When executives complain about a manager’s wordiness or failure to get to the point in meetings, they might say, “He thinks out loud.”
When a business leader hears you say something succinctly, she believes you’ve said it before, that you’ve thought it through and probably tested it already in conversation with others.
Thinking out loud, or verbal drafting, is essential preparation for any business meeting or presentation.
School prepares us to write out our ideas, to make outlines, to develop thoughts using external media like paper and pens and index cards and now screens and keyboards. In an interesting paper, philosopher Jonathan Gilmore suggests that the incentives, constraints and risks involved in verbalizing thoughts in public are so immediate and urgent that they lead to systematically different “products.” Or, as one coach puts it, we speak with a different part of the brain than we write with.
In my workshop on presenting proposals to executives, we do an exercise called “Cave Man.” Here are the rules:
Using a total of twenty words or less answer aloud all of the following questions:
- What is the executives’ starting point for this discussion?
- What do you know that they don’t know?
- What exactly are you proposing?
- How will this benefit the business?
Speak telegraphically.
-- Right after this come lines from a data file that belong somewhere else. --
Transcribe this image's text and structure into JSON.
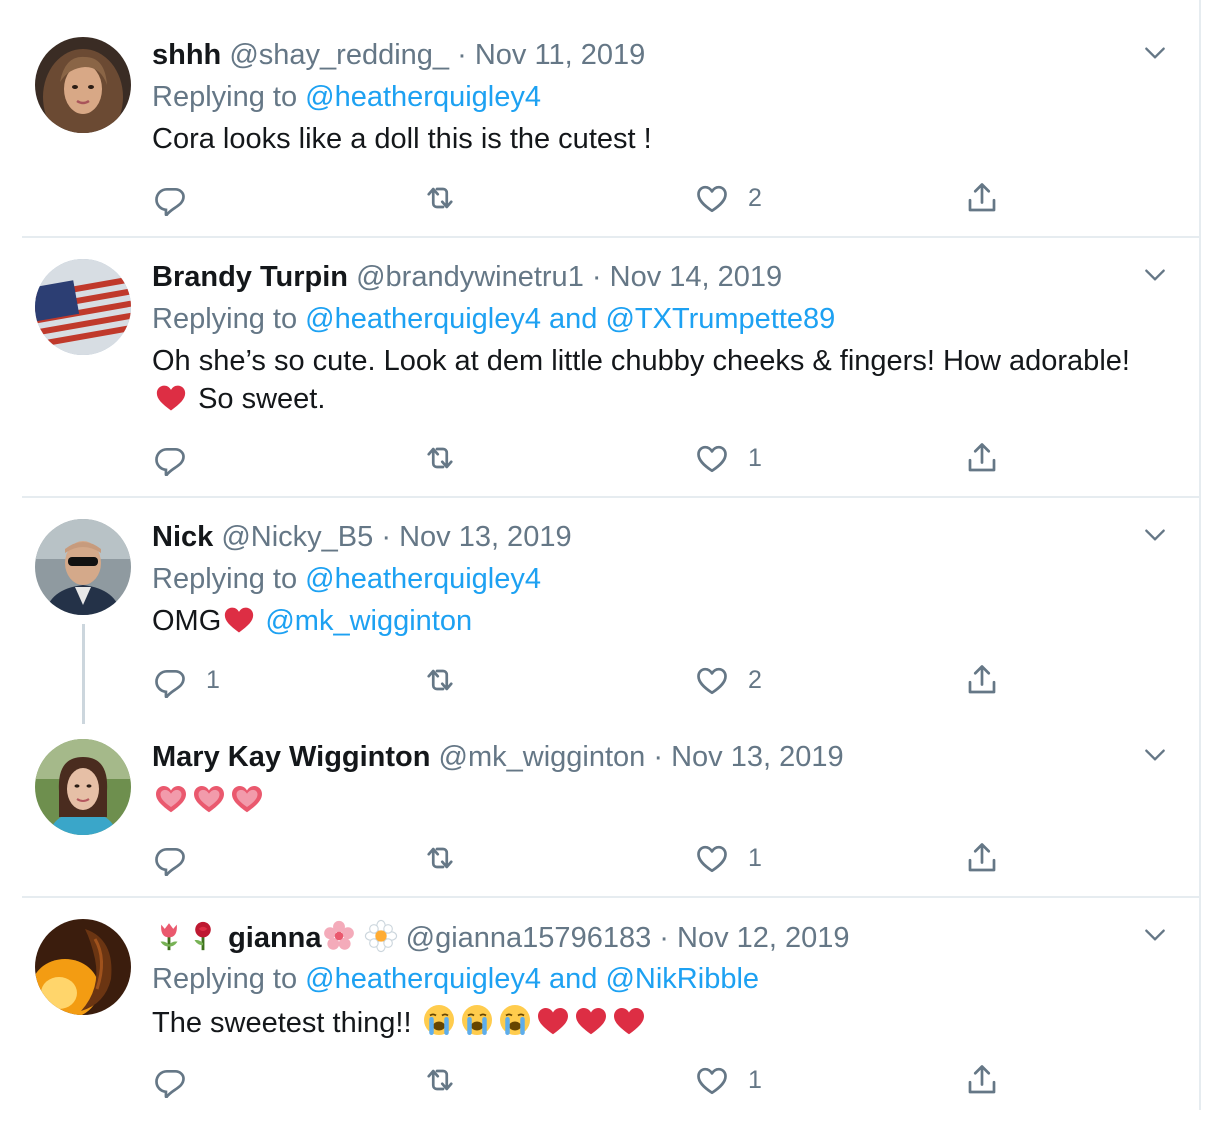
{
  "tweets": [
    {
      "name": "shhh",
      "handle": "@shay_redding_",
      "separator": "·",
      "date": "Nov 11, 2019",
      "replying_prefix": "Replying to",
      "replying_to": "@heatherquigley4",
      "text": "Cora looks like a doll this is the cutest !",
      "reply_count": "",
      "retweet_count": "",
      "like_count": "2"
    },
    {
      "name": "Brandy Turpin",
      "handle": "@brandywinetru1",
      "separator": "·",
      "date": "Nov 14, 2019",
      "replying_prefix": "Replying to",
      "replying_to": "@heatherquigley4 and @TXTrumpette89",
      "text_line1": "Oh she’s so cute. Look at dem little chubby cheeks & fingers! How adorable!",
      "text_line2": "So sweet.",
      "reply_count": "",
      "retweet_count": "",
      "like_count": "1"
    },
    {
      "name": "Nick",
      "handle": "@Nicky_B5",
      "separator": "·",
      "date": "Nov 13, 2019",
      "replying_prefix": "Replying to",
      "replying_to": "@heatherquigley4",
      "text": "OMG",
      "mention": "@mk_wigginton",
      "reply_count": "1",
      "retweet_count": "",
      "like_count": "2"
    },
    {
      "name": "Mary Kay Wigginton",
      "handle": "@mk_wigginton",
      "separator": "·",
      "date": "Nov 13, 2019",
      "reply_count": "",
      "retweet_count": "",
      "like_count": "1"
    },
    {
      "name": "gianna",
      "handle": "@gianna15796183",
      "separator": "·",
      "date": "Nov 12, 2019",
      "replying_prefix": "Replying to",
      "replying_to": "@heatherquigley4 and @NikRibble",
      "text": "The sweetest thing!!",
      "reply_count": "",
      "retweet_count": "",
      "like_count": "1"
    }
  ],
  "icons": {
    "reply": "reply-icon",
    "retweet": "retweet-icon",
    "like": "heart-icon",
    "share": "share-icon",
    "more": "chevron-down-icon"
  },
  "colors": {
    "link": "#1da1f2",
    "secondary_text": "#657786",
    "emoji_heart": "#e0245e",
    "divider": "#e6ecf0"
  }
}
Use words as tags. Gesture freely. Trust us to connect the dots.
“Cave Man” might sound like this —
E-mail marketing broken. 1% response bad. Piloted new messages, customers’ own words. 7% response! Expand! $2m new revenue.
— the sort of telegraphic speech that evokes Tarzan or the cave man of 1960s movies or modern-day insurance commercials.
“Cave Man” gives people the experience that Gilmore writes about. They discover when they commit to a word or phrase, it comes out. Sometimes what comes out is surprisingly clear and direct, maybe something you didn’t know you knew. They also see that their arguments are not really streams of words but discrete beads that can be arranged with precision. They become more articulate.
Thinking aloud is a great way to think. It’s just that you need to do your thinking before the meeting.
Verbal drafting surfaces fresh ideas, polishes them into economical expression and helps you internalize them so they’re at hand when you need them.